The dominant term, “medical humanities”, extended to include history, philosophy, ethics, politics, anthropology, literature and fine arts applied to medicine has become widely understood. However, some difficulties remain. The term suggested by Professor Acuña, “medical kalology”, as-yet-unsanctioned but coined in accordance with the rules of medical terminology, could be an alternative.
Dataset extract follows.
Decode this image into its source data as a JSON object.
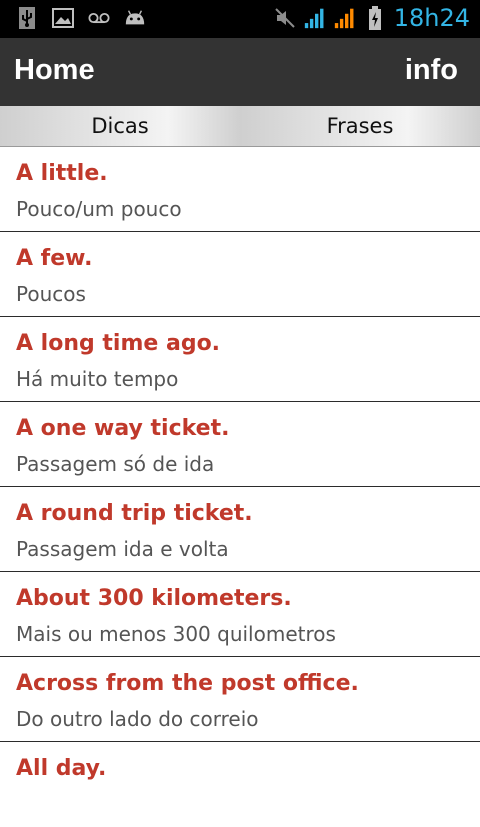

The term was not in use in classical Greek, but this does not pose a problem in itself since other, perfectly comprehensible, terms such as “thalassaemia” or “euthanasia” were either not found in classical times or had a meaning quite different from their current one.
An additional alternative term to encompass the topics covered by “medical humanities”, with some emphasis on literature and fine arts, would be “medical philokalia” (or “medical philokaly”). Philokalia literally means the love of, and care for, the beautiful.2 Philo- (which derives from philos, translated as “friend”) has formed long established terms such as philosophy, philology, philanthropy; and –kalia (which derives from kalos, translated as “beautiful”) is already used in the proposed “kalology”. The term philokalia was commonly used by classical Greek authors including Thucydides3 and Galen4 and the opposite form aphilokalia has survived as well.5 The use of philokalia was continued by Byzantine authors, primarily as a title for text anthologies.
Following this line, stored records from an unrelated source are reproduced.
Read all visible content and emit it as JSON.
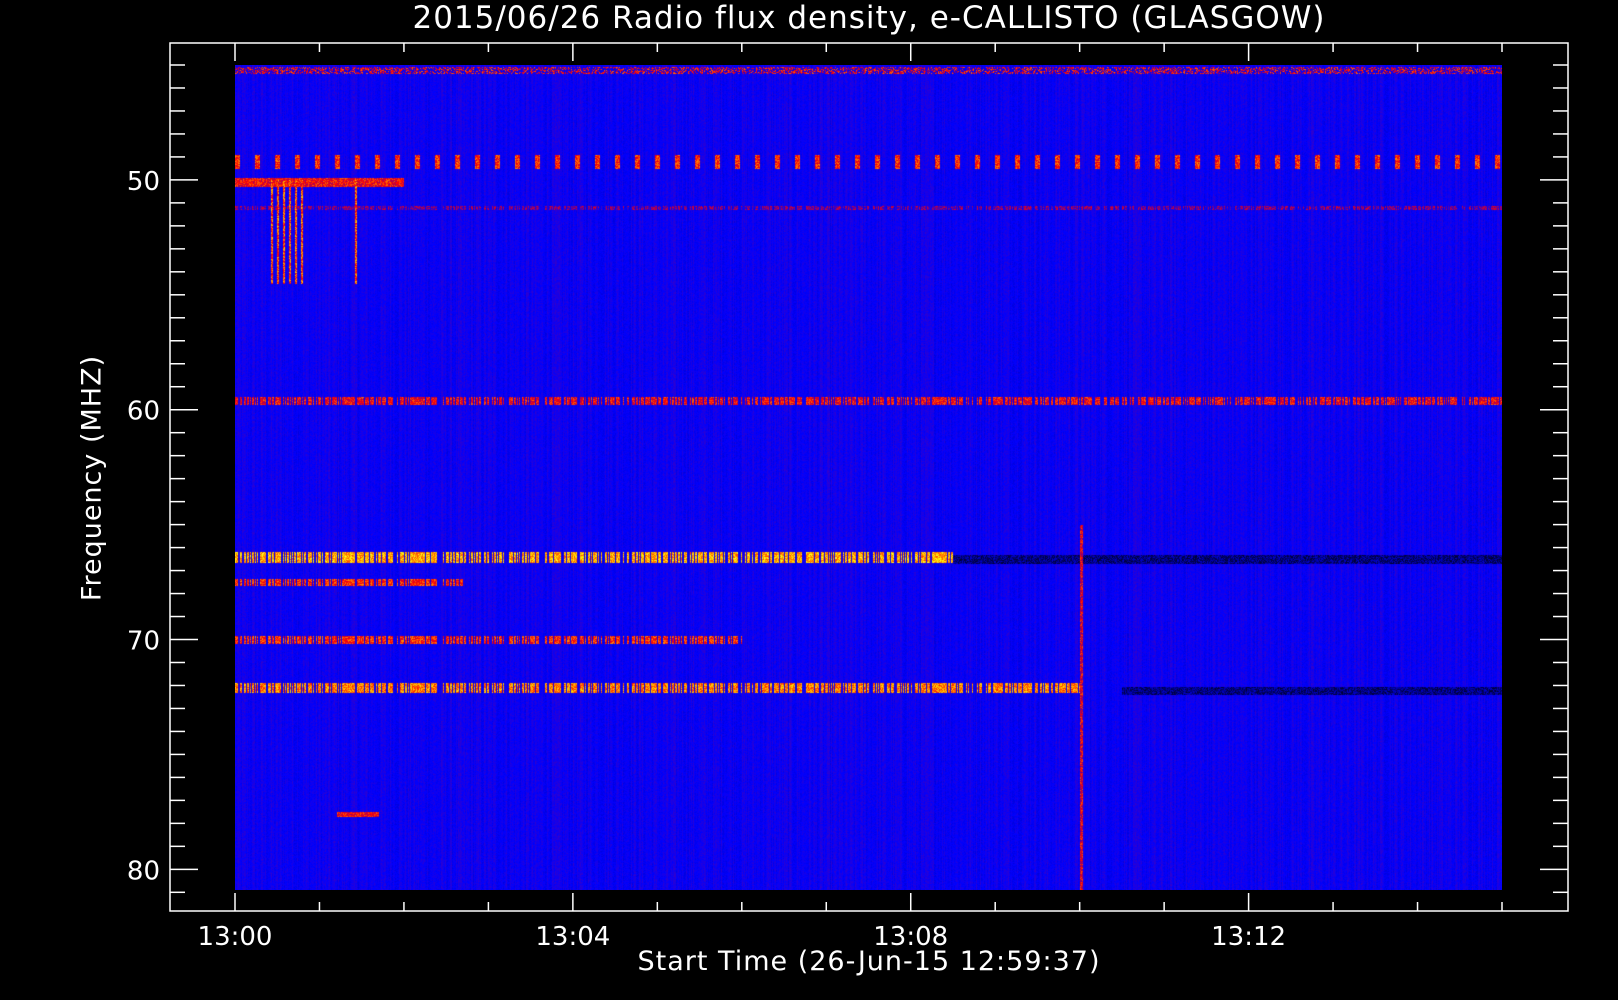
{
  "chart_data": {
    "type": "heatmap",
    "title": "2015/06/26  Radio flux density, e-CALLISTO (GLASGOW)",
    "xlabel": "Start Time (26-Jun-15 12:59:37)",
    "ylabel": "Frequency (MHZ)",
    "x_ticks": [
      "13:00",
      "13:04",
      "13:08",
      "13:12"
    ],
    "x_tick_minutes": [
      0,
      4,
      8,
      12
    ],
    "x_minor_step_minutes": 1,
    "xlim_minutes_after_13_00": [
      0,
      15
    ],
    "y_ticks": [
      50,
      60,
      70,
      80
    ],
    "y_minor_step": 1,
    "ylim": [
      45,
      80.9
    ],
    "y_inverted": true,
    "colormap": [
      "#000000",
      "#0000ff",
      "#ff0000",
      "#ff8000",
      "#ffff00",
      "#ffffff"
    ],
    "background_color": "#2a18ee",
    "features": [
      {
        "kind": "band",
        "freq": 45.2,
        "width": 0.3,
        "t": [
          0,
          15
        ],
        "intensity": 0.55,
        "pattern": "speckle"
      },
      {
        "kind": "band",
        "freq": 49.2,
        "width": 0.6,
        "t": [
          0,
          15
        ],
        "intensity": 0.6,
        "pattern": "periodic"
      },
      {
        "kind": "band",
        "freq": 50.1,
        "width": 0.4,
        "t": [
          0,
          2
        ],
        "intensity": 0.55,
        "pattern": "solid"
      },
      {
        "kind": "band",
        "freq": 51.2,
        "width": 0.2,
        "t": [
          0,
          15
        ],
        "intensity": 0.4,
        "pattern": "dashed"
      },
      {
        "kind": "band",
        "freq": 59.6,
        "width": 0.35,
        "t": [
          0,
          15
        ],
        "intensity": 0.55,
        "pattern": "dashed"
      },
      {
        "kind": "band",
        "freq": 66.4,
        "width": 0.5,
        "t": [
          0,
          8.5
        ],
        "intensity": 0.75,
        "pattern": "dashed"
      },
      {
        "kind": "band",
        "freq": 66.5,
        "width": 0.4,
        "t": [
          8.5,
          15
        ],
        "intensity": 0.0,
        "pattern": "dashed"
      },
      {
        "kind": "band",
        "freq": 67.5,
        "width": 0.3,
        "t": [
          0,
          2.7
        ],
        "intensity": 0.6,
        "pattern": "dashed"
      },
      {
        "kind": "band",
        "freq": 70.0,
        "width": 0.35,
        "t": [
          0,
          6
        ],
        "intensity": 0.6,
        "pattern": "dashed"
      },
      {
        "kind": "band",
        "freq": 72.1,
        "width": 0.45,
        "t": [
          0,
          10
        ],
        "intensity": 0.7,
        "pattern": "dashed"
      },
      {
        "kind": "band",
        "freq": 72.2,
        "width": 0.35,
        "t": [
          10.5,
          15
        ],
        "intensity": 0.0,
        "pattern": "dashed"
      },
      {
        "kind": "spot",
        "freq": 77.6,
        "width": 0.2,
        "t": [
          1.2,
          1.7
        ],
        "intensity": 0.55,
        "pattern": "solid"
      },
      {
        "kind": "burst",
        "freq_range": [
          50,
          54.5
        ],
        "t": [
          0.4,
          0.8
        ],
        "intensity": 0.85
      },
      {
        "kind": "burst",
        "freq_range": [
          50,
          54.5
        ],
        "t": [
          1.4,
          1.45
        ],
        "intensity": 0.85
      },
      {
        "kind": "line",
        "freq_range": [
          65,
          80.9
        ],
        "t": [
          10.0,
          10.03
        ],
        "intensity": 0.7
      }
    ]
  }
}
If terms alternative to “medical humanities” or to “humanities applied to medicine” are needed, a potential one could be–alongside “medical kalology”, “kaloiatrics” and “medical aesthetics”–the term “medical philokalia”, especially if emphasis is to be given to literature and fine arts applied to medicine.